[Dataset rows for apps and sites]
========================

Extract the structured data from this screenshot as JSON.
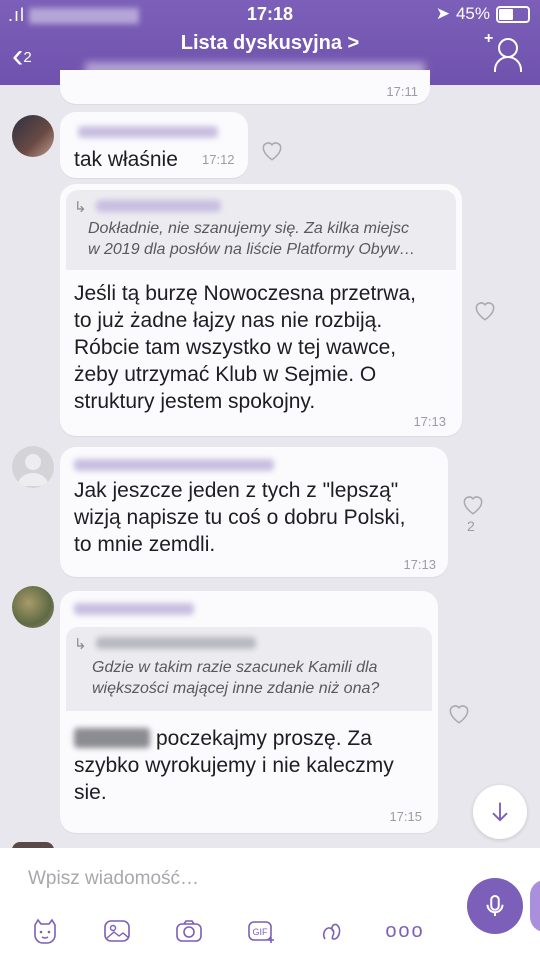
{
  "status_bar": {
    "carrier": ".ıl",
    "time": "17:18",
    "battery": "45%"
  },
  "header": {
    "back_count": "2",
    "title": "Lista dyskusyjna >"
  },
  "messages": [
    {
      "time": "17:11"
    },
    {
      "text": "tak właśnie",
      "time": "17:12"
    },
    {
      "quote": "Dokładnie, nie szanujemy się. Za kilka miejsc\nw 2019 dla posłów na liście Platformy Obyw…",
      "text": "Jeśli tą burzę Nowoczesna przetrwa,\nto już żadne łajzy nas nie rozbiją.\nRóbcie tam wszystko w tej wawce,\nżeby utrzymać Klub w Sejmie. O\nstruktury jestem spokojny.",
      "time": "17:13"
    },
    {
      "text": "Jak jeszcze jeden z tych z \"lepszą\"\nwizją napisze tu coś o dobru Polski,\nto mnie zemdli.",
      "time": "17:13",
      "likes": "2"
    },
    {
      "quote": "Gdzie w takim razie szacunek Kamili dla\nwiększości mającej inne zdanie niż ona?",
      "text": "poczekajmy proszę. Za\nszybko wyrokujemy i nie kaleczmy\nsie.",
      "time": "17:15"
    }
  ],
  "composer": {
    "placeholder": "Wpisz wiadomość…"
  },
  "toolbar": {
    "gif_label": "GIF",
    "more_label": "ooo"
  },
  "icons": [
    "back-icon",
    "add-user-icon",
    "heart-icon",
    "arrow-down-icon",
    "mic-icon",
    "sticker-icon",
    "gallery-icon",
    "camera-icon",
    "gif-icon",
    "doodle-icon",
    "more-icon"
  ],
  "colors": {
    "accent": "#7c5fb8",
    "background": "#e9e7ee",
    "bubble": "#fbfbfd"
  }
}
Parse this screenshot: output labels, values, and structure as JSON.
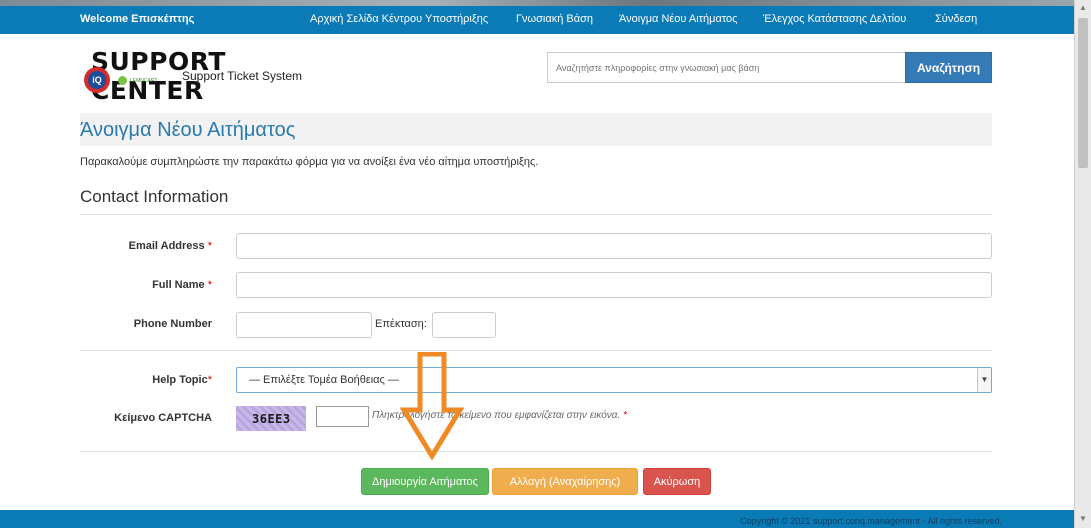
{
  "nav": {
    "welcome": "Welcome Επισκέπτης",
    "links": [
      "Αρχική Σελίδα Κέντρου Υποστήριξης",
      "Γνωσιακή Βάση",
      "Άνοιγμα Νέου Αιτήματος",
      "Έλεγχος Κατάστασης Δελτίου",
      "Σύνδεση"
    ]
  },
  "logo": {
    "title": "SUPPORT CENTER",
    "subtitle": "Support Ticket System",
    "badge_text": "iQ",
    "small_brand": "LEMNCART"
  },
  "search": {
    "placeholder": "Αναζητήστε πληροφορίες στην γνωσιακή μας βάση",
    "button": "Αναζήτηση"
  },
  "page": {
    "title": "Άνοιγμα Νέου Αιτήματος",
    "intro": "Παρακαλούμε συμπληρώστε την παρακάτω φόρμα για να ανοίξει ένα νέο αίτημα υποστήριξης.",
    "section": "Contact Information"
  },
  "form": {
    "email_label": "Email Address",
    "full_name_label": "Full Name",
    "phone_label": "Phone Number",
    "extension_label": "Επέκταση:",
    "required_mark": "*",
    "help_topic_label": "Help Topic",
    "help_topic_value": "— Επιλέξτε Τομέα Βοήθειας —",
    "captcha_label": "Κείμενο CAPTCHA",
    "captcha_code": "36EE3",
    "captcha_hint": "Πληκτρολογήστε το κείμενο που εμφανίζεται στην εικόνα."
  },
  "buttons": {
    "create": "Δημιουργία Αιτήματος",
    "reset": "Αλλαγή (Αναχαίρησης)",
    "cancel": "Ακύρωση"
  },
  "footer": {
    "copyright": "Copyright © 2021 support.conq.management - All rights reserved."
  },
  "colors": {
    "nav_bg": "#0b7bb7",
    "title_blue": "#2a7ab0",
    "success": "#5cb85c",
    "warning": "#f0ad4e",
    "danger": "#d9534f",
    "annotation_arrow": "#f08a24"
  }
}
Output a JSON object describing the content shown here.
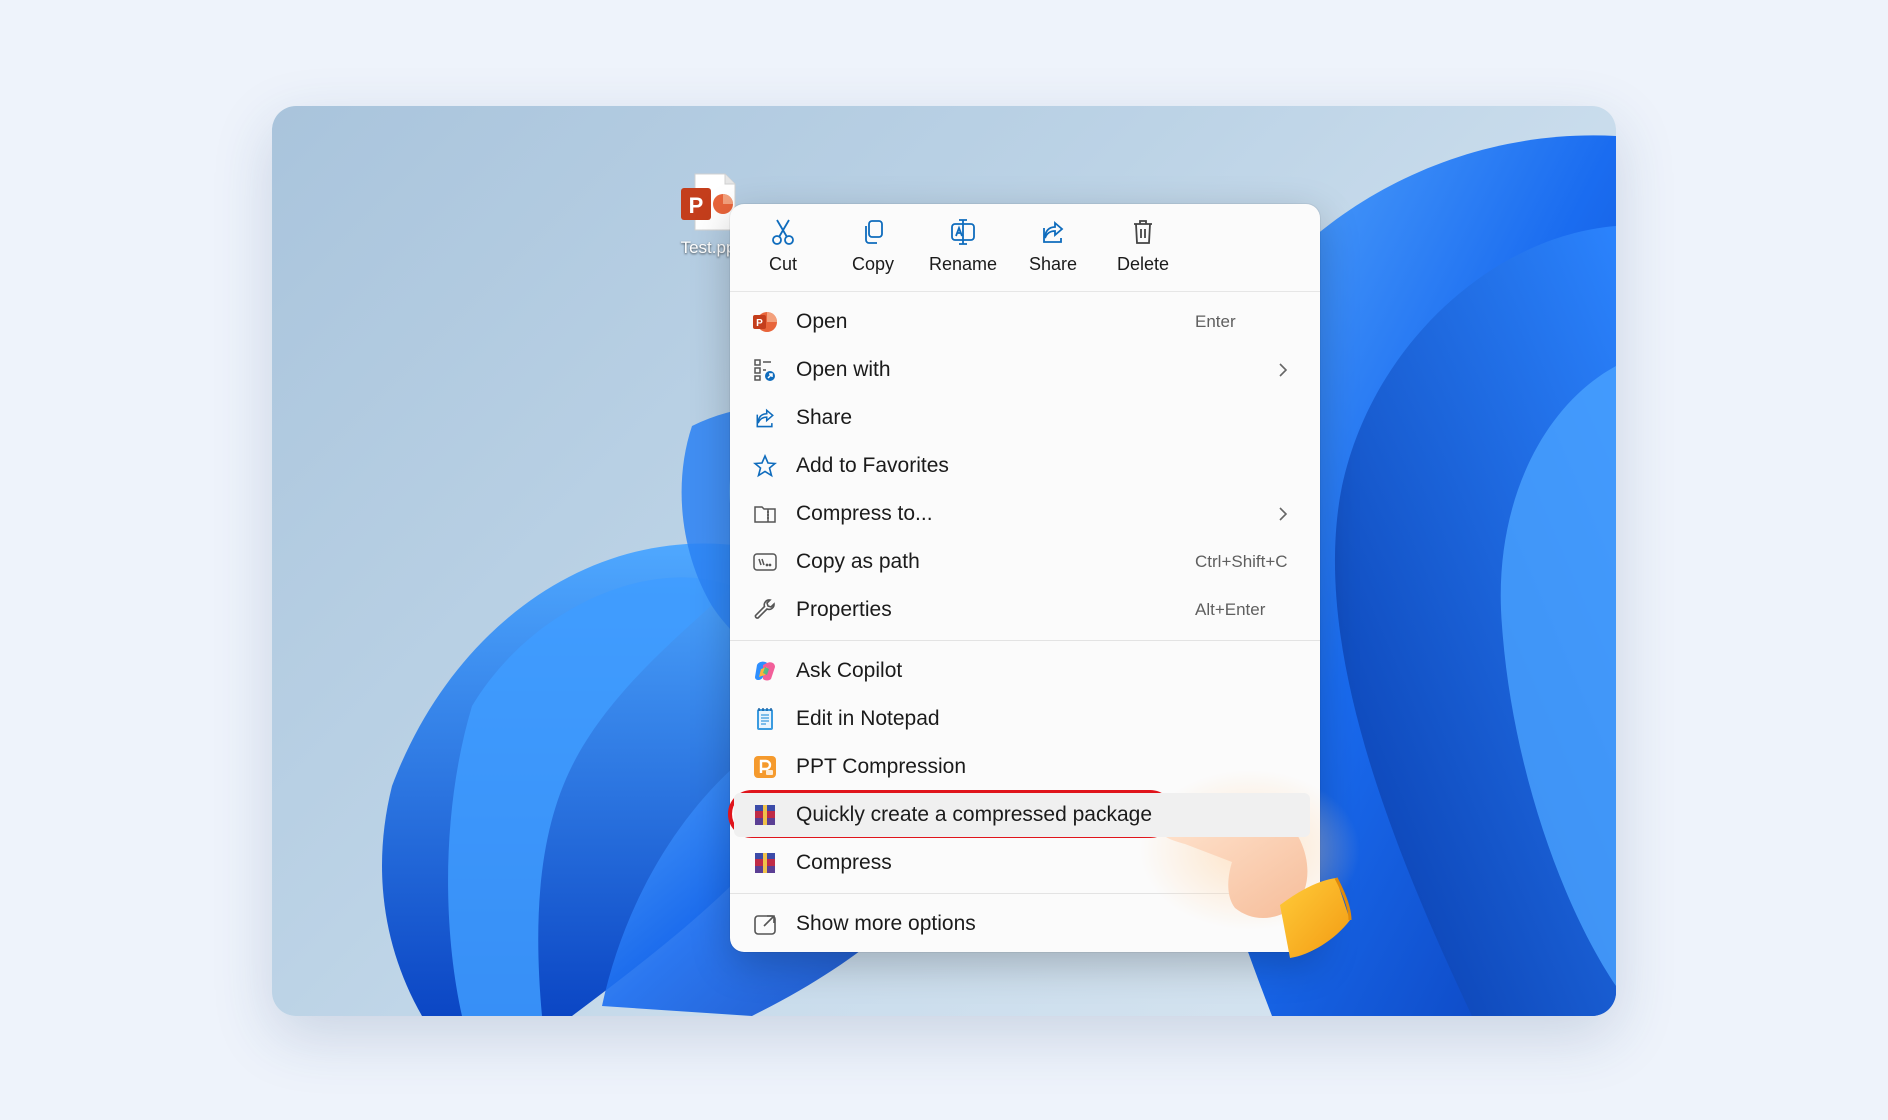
{
  "desktop": {
    "file": {
      "name": "Test.pp",
      "icon": "powerpoint-file-icon"
    }
  },
  "context_menu": {
    "toolbar": [
      {
        "label": "Cut",
        "icon": "scissors-icon"
      },
      {
        "label": "Copy",
        "icon": "copy-icon"
      },
      {
        "label": "Rename",
        "icon": "rename-icon"
      },
      {
        "label": "Share",
        "icon": "share-icon"
      },
      {
        "label": "Delete",
        "icon": "trash-icon"
      }
    ],
    "items": [
      {
        "label": "Open",
        "shortcut": "Enter",
        "icon": "powerpoint-icon"
      },
      {
        "label": "Open with",
        "submenu": true,
        "icon": "open-with-icon"
      },
      {
        "label": "Share",
        "icon": "share-icon"
      },
      {
        "label": "Add to Favorites",
        "icon": "star-icon"
      },
      {
        "label": "Compress to...",
        "submenu": true,
        "icon": "zip-folder-icon"
      },
      {
        "label": "Copy as path",
        "shortcut": "Ctrl+Shift+C",
        "icon": "path-icon"
      },
      {
        "label": "Properties",
        "shortcut": "Alt+Enter",
        "icon": "wrench-icon"
      }
    ],
    "items2": [
      {
        "label": "Ask Copilot",
        "icon": "copilot-icon"
      },
      {
        "label": "Edit in Notepad",
        "icon": "notepad-icon"
      },
      {
        "label": "PPT Compression",
        "icon": "ppt-compression-icon"
      },
      {
        "label": "Quickly create a compressed package",
        "icon": "winrar-icon",
        "highlighted": true
      },
      {
        "label": "Compress",
        "icon": "winrar-icon"
      }
    ],
    "items3": [
      {
        "label": "Show more options",
        "icon": "more-options-icon"
      }
    ]
  },
  "colors": {
    "highlight_ring": "#e0141b",
    "accent": "#0f6cbd"
  }
}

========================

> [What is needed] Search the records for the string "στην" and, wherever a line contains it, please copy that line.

> [The answer]
    "placeholder": "Αναζητήστε πληροφορίες στην γνωσιακή μας βάση",
    "captcha_hint": "Πληκτρολογήστε το κείμενο που εμφανίζεται στην εικόνα."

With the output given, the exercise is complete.